A second wave of COVID-19 cases in Papua New Guinea is creating havoc across the country. In the last week, up to June 1, there have been 103 new cases. Most of these cases are from the Highlands which include the dioceses of Mendi, Wabag, Mt Hagen, Kundiawa and Goroka. The total number of COVID-19 related deaths across PNG is 162.

The Australian government has so far sent 140,000 Covid-19 vaccines and a nationwide vaccination campaign is underway. The situation is especially critical in the rural and remote parts if the country

At the start of the pandemic last year, Fr. Victor Roche SVD, Secretary for New Evangelization and Pontifical Mission Societies in Papua New Guinea reached out to Catholic Mission, fearing the disease would spread fast in these parts, due to the country’s communal society.

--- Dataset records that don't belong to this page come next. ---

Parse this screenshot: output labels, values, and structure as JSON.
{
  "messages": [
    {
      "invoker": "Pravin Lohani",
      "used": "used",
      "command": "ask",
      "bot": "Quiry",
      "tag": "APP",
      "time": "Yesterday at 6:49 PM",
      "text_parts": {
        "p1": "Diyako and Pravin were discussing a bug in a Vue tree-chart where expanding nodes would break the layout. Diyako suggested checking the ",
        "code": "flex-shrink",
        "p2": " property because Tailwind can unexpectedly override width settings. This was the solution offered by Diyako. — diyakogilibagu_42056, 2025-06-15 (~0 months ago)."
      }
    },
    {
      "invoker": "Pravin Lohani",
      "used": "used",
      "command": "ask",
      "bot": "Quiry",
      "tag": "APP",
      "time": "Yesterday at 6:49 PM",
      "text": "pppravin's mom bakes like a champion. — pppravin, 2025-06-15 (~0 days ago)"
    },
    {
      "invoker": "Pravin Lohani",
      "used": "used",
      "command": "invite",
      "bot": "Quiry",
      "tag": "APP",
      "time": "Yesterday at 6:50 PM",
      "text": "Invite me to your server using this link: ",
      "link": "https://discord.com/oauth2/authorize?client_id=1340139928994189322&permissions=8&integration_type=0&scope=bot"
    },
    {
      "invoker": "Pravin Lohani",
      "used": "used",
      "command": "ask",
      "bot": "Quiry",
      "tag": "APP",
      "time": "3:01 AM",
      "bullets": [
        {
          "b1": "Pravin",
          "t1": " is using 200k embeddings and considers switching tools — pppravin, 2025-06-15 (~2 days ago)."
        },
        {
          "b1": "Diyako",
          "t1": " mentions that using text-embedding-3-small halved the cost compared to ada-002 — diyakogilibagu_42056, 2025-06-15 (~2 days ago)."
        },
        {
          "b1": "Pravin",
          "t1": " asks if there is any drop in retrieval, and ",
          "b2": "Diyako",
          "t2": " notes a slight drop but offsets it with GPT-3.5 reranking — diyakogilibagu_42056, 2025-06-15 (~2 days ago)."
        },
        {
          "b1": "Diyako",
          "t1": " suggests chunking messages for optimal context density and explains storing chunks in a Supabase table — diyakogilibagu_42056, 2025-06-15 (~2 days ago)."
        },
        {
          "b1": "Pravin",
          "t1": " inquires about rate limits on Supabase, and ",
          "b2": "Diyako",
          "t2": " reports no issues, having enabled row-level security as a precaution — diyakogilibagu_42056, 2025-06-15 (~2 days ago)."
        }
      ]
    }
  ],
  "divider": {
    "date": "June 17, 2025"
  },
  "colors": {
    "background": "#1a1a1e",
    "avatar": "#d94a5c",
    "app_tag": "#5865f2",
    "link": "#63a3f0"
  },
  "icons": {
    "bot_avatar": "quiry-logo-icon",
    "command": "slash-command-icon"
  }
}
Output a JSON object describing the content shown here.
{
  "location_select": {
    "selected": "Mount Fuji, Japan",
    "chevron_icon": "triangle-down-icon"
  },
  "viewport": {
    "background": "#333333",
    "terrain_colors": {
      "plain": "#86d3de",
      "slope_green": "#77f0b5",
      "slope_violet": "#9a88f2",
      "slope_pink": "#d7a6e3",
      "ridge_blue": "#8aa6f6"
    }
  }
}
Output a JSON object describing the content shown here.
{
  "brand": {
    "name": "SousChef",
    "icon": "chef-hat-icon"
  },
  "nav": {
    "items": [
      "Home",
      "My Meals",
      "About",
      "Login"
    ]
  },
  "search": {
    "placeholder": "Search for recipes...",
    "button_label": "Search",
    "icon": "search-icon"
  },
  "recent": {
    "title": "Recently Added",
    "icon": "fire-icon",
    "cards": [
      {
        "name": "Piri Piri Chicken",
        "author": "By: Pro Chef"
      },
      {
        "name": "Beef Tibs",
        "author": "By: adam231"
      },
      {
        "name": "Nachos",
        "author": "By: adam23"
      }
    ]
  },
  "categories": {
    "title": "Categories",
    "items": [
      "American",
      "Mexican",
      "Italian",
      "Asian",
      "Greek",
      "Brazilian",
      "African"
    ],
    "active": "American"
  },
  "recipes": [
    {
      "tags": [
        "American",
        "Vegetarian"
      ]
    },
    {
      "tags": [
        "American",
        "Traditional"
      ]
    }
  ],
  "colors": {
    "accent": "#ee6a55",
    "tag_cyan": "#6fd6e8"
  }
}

Catholic Mission provided funds then for the purchase of personal protective equipment (PPE) and other vital materials, such as face masks and hand sanitiser, for urgent distribution to protect rural and remote communities against further infection. Extra resources have since been provided at the request of Fr Victor.

Catholic Mission is committed to standing in solidarity with our friends, partners, and people in need around the globe. We also continue to other our prayers and thoughts to people suffering from this across the world.

National Director of Catholic Mission, Fr Brian Lucas, acknowledged the support that other Catholic charities in Australia are providing for PNG.

“Catholic Mission will continue to liaise with the Pontifical Mission Societies in PNG and provide such assistance as the national director Fr Victor Roche requests,” he says.

Pope Francis has appealed for a global coronavirus recovery plan, in a letter published by the Vatican.

“Our world has been forced to confront a series of grave and interrelated socio-economic, ecological, and political crises.”

“It is my hope that your discussions will contribute to a model of ‘recovery’ capable of generating new, more inclusive and sustainable solutions to support the real economy, assisting individuals and communities to achieve their deepest aspirations and the universal common good. “

“The notion of recovery cannot be content to a return to an unequal and unsustainable model of economic and social life, where a tiny minority of the world’s population owns half of its wealth."